Problem
Return each line of the listing that has the word "Podrezov" in it.
■ ■ ■ ■
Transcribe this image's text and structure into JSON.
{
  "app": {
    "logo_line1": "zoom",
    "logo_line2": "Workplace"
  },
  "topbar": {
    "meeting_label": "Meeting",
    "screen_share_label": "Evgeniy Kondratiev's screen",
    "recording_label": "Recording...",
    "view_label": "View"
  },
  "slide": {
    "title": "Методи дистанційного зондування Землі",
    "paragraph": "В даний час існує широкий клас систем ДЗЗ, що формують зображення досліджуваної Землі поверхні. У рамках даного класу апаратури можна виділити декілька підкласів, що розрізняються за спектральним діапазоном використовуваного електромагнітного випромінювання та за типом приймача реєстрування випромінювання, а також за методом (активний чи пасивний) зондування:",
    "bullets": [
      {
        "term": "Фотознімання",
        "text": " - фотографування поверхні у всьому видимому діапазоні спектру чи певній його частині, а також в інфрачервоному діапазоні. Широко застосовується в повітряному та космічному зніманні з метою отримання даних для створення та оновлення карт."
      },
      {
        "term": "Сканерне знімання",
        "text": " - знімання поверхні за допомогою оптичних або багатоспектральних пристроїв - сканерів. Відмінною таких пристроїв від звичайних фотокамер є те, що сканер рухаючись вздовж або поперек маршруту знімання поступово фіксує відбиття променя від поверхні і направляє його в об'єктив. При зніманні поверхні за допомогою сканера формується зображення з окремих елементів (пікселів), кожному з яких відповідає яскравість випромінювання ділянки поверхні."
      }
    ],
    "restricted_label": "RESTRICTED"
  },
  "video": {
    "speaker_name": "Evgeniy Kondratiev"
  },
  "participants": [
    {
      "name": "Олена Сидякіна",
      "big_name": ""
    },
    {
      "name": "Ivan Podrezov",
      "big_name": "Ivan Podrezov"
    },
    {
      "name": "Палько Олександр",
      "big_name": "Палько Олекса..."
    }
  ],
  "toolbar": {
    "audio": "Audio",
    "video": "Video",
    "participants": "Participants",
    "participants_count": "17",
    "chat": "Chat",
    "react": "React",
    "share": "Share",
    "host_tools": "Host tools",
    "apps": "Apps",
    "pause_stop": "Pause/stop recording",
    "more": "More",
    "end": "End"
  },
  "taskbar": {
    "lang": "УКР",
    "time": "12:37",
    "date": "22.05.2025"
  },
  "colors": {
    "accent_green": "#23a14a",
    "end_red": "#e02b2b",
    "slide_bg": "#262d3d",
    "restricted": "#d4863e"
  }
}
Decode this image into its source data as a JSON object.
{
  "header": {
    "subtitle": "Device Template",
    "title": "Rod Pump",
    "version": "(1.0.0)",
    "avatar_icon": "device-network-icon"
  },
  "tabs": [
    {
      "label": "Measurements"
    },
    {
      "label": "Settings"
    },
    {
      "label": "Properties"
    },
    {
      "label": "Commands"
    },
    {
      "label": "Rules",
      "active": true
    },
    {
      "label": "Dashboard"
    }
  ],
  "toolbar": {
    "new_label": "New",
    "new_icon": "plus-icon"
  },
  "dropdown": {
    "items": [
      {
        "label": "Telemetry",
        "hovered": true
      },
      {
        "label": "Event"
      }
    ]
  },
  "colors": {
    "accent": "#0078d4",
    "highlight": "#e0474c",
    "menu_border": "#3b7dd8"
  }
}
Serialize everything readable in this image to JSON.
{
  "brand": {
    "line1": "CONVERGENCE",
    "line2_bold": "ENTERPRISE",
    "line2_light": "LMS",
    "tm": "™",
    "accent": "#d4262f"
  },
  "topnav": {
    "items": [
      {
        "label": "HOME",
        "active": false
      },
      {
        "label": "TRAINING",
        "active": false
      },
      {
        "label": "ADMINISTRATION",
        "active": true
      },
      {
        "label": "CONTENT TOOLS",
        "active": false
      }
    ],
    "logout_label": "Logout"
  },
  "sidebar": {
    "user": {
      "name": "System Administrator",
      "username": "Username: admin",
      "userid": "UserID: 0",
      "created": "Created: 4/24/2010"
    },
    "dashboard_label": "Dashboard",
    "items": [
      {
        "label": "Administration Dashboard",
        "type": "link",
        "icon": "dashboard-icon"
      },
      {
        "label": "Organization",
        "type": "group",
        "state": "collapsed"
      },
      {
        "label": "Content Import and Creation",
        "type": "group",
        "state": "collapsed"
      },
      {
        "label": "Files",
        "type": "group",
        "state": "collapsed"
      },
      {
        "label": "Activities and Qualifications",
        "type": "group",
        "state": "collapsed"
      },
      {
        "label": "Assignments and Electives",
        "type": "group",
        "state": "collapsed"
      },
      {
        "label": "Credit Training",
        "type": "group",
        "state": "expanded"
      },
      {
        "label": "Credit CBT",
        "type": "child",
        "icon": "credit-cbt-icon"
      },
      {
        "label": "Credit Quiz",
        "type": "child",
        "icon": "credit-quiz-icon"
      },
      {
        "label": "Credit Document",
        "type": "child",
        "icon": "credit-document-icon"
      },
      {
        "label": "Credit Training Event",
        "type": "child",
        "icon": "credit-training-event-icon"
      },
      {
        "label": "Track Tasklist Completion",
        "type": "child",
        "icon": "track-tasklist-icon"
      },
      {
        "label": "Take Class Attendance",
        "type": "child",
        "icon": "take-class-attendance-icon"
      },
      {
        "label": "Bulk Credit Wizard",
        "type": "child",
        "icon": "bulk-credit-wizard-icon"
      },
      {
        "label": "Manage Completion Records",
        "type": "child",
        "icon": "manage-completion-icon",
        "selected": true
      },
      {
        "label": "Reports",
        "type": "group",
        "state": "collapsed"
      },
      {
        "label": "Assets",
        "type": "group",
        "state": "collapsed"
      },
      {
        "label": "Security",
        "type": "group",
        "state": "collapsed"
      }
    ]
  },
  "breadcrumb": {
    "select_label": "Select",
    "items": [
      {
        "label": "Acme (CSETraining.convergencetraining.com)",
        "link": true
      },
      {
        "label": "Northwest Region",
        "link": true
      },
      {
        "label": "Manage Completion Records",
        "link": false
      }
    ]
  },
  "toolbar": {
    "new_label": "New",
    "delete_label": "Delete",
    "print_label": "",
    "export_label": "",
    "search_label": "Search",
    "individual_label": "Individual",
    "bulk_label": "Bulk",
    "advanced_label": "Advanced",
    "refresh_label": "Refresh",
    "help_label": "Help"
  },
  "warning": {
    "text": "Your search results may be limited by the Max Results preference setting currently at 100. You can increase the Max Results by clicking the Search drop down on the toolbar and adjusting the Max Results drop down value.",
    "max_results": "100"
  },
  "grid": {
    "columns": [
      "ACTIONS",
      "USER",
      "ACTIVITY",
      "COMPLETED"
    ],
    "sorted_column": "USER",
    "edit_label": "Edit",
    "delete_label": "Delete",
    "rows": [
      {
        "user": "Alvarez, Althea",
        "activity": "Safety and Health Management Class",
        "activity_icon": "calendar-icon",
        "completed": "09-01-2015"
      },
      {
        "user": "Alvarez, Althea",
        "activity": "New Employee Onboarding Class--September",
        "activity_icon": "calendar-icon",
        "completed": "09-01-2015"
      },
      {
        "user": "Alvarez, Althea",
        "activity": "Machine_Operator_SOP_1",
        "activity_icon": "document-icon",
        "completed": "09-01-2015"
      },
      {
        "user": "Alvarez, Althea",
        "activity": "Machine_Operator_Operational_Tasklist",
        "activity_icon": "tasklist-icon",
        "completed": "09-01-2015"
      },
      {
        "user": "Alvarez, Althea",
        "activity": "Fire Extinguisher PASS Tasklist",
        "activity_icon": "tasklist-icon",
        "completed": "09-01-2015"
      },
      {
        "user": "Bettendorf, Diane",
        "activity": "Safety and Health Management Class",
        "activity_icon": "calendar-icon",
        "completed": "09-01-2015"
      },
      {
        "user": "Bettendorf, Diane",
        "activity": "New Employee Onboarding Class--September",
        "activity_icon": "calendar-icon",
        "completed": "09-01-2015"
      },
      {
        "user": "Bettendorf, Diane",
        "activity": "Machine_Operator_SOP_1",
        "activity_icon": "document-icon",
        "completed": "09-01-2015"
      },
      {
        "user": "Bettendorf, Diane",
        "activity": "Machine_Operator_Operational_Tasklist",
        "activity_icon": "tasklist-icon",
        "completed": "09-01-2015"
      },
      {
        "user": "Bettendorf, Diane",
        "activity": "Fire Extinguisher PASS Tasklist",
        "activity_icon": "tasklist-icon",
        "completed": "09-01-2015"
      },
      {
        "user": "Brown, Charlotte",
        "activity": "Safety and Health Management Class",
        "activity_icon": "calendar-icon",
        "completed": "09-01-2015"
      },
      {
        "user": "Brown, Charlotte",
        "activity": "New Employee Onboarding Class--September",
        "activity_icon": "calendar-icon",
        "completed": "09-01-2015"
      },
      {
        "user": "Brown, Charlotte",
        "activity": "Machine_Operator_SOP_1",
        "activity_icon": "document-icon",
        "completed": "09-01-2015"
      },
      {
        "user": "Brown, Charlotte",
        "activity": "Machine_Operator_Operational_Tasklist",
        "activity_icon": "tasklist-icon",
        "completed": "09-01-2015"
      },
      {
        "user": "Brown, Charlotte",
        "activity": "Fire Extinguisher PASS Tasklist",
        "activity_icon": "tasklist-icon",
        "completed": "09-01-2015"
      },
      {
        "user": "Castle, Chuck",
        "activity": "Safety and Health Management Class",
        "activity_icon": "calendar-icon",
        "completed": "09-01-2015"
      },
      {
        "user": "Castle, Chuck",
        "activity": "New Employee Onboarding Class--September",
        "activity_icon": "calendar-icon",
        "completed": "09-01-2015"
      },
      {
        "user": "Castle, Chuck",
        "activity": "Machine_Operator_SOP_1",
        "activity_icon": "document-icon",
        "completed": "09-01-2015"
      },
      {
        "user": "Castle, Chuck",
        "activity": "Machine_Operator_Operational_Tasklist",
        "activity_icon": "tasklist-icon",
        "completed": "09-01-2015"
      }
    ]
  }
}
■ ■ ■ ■
The answer
      "name": "Ivan Podrezov",
      "big_name": "Ivan Podrezov"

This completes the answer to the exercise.